Fixed Subscattering on Switches

I’ve done a small update on the plastic switch material. These switches are made of a semi-transparent material, a pretty old type of plastic. An obvious choice is using the Unreal Engine 4 subsurface shading model (subscattering model), though previously they still looked ugly. The change is very simple, but it makes them look significantly better – I’ve added a gradient in opacity along the vertical distance of the switch. This reflects the effect that more light goes through the top than through the bottom (as bottom of the switch is sitting inside its slot, covered from all sides).

Note that just like all other pictures on this blog, all pictures are preliminary and a work in progress. They do not reflect the final quality!

So with the new material, there is a gradient in color of the subscattered light (color of light that passed through the bulk of the switch material), simulating the effect that there is less light coming through the bottom part of the switch. In all pictures below, the right side is the old material (with no gradient in scattered light color and intensity).

The effect is much more prominent when the switch head is positioned against a light:

The actual implementation is trivial and required very little change in the base material. The color of subscattered light is now linearly interpolated between two preset values based on blue channel of the objects vertex color (with red and green colors being reserved for other functions when vertex color is used for masking). The switch is just painted yellow (full red, full green, no blue) at the bottom, creating the linear gradient as vertex color is interpolated between vertices:

In addition to the subscattering materials, I’ve also made a significant overhaul in how edge wear layer works. Now it’s possible to (optionally) mask edge wear on the object using vertex colors, to create areas where there is more or less edge wear.

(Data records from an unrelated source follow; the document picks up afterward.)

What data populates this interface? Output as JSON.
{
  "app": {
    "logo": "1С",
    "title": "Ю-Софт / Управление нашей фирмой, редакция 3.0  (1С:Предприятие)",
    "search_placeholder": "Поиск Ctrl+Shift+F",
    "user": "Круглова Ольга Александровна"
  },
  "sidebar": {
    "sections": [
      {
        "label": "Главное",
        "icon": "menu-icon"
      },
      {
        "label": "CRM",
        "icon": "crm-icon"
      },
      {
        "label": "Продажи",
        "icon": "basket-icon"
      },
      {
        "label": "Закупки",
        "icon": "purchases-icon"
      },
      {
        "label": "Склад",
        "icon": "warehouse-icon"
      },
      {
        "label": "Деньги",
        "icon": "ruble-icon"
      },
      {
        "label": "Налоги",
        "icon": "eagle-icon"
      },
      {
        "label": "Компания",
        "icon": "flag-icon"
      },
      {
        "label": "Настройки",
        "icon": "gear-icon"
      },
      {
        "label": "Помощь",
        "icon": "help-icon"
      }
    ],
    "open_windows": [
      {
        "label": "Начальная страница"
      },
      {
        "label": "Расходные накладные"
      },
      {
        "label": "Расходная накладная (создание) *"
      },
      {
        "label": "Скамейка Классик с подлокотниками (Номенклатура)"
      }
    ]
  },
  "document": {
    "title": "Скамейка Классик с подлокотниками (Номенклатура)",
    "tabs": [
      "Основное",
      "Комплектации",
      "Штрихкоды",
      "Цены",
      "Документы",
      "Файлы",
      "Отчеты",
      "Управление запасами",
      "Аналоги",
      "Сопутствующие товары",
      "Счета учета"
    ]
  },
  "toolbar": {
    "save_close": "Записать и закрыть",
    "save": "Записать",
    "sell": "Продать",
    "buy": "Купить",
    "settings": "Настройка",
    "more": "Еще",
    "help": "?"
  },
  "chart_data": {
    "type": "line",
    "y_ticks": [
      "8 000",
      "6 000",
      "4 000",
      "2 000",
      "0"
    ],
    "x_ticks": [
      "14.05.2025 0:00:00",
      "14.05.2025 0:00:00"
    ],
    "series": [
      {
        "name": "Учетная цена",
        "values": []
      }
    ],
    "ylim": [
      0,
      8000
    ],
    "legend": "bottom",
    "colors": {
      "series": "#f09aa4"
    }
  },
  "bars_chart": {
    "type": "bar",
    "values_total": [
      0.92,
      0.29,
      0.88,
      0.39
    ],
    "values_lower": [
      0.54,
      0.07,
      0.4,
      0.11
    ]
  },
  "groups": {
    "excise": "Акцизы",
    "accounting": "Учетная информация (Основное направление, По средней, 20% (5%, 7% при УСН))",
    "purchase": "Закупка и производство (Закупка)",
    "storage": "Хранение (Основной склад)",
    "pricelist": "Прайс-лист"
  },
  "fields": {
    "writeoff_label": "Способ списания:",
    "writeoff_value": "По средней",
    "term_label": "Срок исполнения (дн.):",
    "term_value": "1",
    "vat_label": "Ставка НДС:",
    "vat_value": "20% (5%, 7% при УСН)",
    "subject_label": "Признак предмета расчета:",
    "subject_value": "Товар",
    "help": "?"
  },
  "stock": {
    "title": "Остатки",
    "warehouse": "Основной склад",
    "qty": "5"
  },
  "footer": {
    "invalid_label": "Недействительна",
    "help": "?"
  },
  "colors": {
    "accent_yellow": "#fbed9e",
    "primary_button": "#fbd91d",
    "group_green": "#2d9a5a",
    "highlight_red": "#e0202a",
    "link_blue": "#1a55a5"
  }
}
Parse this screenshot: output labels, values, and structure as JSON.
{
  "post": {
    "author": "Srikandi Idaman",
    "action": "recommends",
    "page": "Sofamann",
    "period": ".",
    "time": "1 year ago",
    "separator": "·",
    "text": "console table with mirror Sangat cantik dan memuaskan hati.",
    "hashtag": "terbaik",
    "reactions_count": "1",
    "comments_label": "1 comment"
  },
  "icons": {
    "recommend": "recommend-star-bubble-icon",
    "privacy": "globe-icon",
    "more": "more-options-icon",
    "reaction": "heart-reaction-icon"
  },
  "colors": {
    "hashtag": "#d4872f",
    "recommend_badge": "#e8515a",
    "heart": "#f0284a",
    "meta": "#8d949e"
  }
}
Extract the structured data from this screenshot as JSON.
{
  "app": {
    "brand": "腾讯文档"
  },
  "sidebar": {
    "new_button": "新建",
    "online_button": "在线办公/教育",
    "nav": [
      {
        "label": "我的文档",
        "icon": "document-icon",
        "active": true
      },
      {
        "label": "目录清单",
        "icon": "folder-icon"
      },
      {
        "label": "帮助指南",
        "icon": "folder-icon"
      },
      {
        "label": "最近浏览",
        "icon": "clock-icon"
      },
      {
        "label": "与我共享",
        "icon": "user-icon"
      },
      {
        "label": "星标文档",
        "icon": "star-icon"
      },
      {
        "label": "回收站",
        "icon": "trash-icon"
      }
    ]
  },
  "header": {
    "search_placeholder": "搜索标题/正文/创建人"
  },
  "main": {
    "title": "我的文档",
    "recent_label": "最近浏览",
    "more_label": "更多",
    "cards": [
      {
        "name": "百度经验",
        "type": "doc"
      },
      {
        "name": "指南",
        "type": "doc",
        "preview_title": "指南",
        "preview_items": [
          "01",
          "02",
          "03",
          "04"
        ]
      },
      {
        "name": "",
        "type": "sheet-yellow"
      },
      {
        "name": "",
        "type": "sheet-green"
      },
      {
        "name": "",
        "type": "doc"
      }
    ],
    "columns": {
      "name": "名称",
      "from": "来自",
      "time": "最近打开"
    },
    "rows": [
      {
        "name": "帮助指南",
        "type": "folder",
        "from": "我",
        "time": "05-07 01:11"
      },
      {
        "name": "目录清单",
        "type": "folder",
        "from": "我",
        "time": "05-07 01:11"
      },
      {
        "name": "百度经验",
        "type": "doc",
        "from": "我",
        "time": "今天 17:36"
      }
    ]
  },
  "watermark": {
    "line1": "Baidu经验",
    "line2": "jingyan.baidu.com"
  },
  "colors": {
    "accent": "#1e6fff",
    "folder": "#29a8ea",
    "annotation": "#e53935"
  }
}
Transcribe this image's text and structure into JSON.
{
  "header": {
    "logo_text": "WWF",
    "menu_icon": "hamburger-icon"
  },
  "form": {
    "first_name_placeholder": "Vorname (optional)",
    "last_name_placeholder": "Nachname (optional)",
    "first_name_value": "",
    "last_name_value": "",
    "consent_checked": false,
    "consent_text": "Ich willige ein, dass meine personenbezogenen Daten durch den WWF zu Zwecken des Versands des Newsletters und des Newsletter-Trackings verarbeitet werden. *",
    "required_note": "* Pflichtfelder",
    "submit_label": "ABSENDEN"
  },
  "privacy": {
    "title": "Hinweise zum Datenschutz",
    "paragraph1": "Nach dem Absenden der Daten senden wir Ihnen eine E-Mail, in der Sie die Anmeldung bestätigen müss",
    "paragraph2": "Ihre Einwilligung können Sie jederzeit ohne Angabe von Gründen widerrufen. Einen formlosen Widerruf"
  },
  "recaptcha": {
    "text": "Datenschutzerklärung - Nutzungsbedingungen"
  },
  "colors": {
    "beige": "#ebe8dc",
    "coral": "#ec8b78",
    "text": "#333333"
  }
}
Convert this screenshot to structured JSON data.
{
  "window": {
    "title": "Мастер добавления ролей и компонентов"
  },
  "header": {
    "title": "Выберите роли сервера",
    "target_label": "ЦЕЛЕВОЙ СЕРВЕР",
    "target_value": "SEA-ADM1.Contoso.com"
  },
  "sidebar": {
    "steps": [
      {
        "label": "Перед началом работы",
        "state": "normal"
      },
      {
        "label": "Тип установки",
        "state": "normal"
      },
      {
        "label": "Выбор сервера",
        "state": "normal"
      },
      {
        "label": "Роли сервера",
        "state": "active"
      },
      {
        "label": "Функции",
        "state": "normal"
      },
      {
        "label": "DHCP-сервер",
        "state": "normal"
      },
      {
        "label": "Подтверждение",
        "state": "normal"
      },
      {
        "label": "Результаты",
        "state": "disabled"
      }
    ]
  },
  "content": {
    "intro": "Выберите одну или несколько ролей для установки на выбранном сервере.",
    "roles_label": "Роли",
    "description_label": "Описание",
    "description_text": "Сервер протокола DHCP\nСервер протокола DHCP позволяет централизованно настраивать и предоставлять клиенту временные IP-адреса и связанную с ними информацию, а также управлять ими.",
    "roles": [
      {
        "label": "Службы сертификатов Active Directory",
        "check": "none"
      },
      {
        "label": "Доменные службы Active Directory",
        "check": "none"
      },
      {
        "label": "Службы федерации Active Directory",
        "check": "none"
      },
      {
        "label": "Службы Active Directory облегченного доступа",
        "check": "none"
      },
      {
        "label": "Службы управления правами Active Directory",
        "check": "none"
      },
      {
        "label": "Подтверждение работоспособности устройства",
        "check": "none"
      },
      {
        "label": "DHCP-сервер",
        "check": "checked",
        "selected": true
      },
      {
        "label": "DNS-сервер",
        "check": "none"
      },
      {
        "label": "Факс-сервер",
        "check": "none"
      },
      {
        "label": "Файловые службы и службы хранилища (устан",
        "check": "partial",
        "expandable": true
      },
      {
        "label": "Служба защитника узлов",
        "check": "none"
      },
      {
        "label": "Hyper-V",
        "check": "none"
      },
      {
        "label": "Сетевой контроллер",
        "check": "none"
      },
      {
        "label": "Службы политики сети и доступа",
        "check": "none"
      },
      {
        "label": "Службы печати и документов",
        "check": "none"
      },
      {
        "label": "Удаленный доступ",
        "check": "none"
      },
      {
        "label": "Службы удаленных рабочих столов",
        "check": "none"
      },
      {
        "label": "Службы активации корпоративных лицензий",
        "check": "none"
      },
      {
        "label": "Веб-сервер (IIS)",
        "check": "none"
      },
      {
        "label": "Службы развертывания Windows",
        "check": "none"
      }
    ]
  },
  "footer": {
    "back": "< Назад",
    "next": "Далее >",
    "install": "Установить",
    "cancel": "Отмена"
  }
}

It can also be used in boosting mode to introduce extra wear where there usually is none.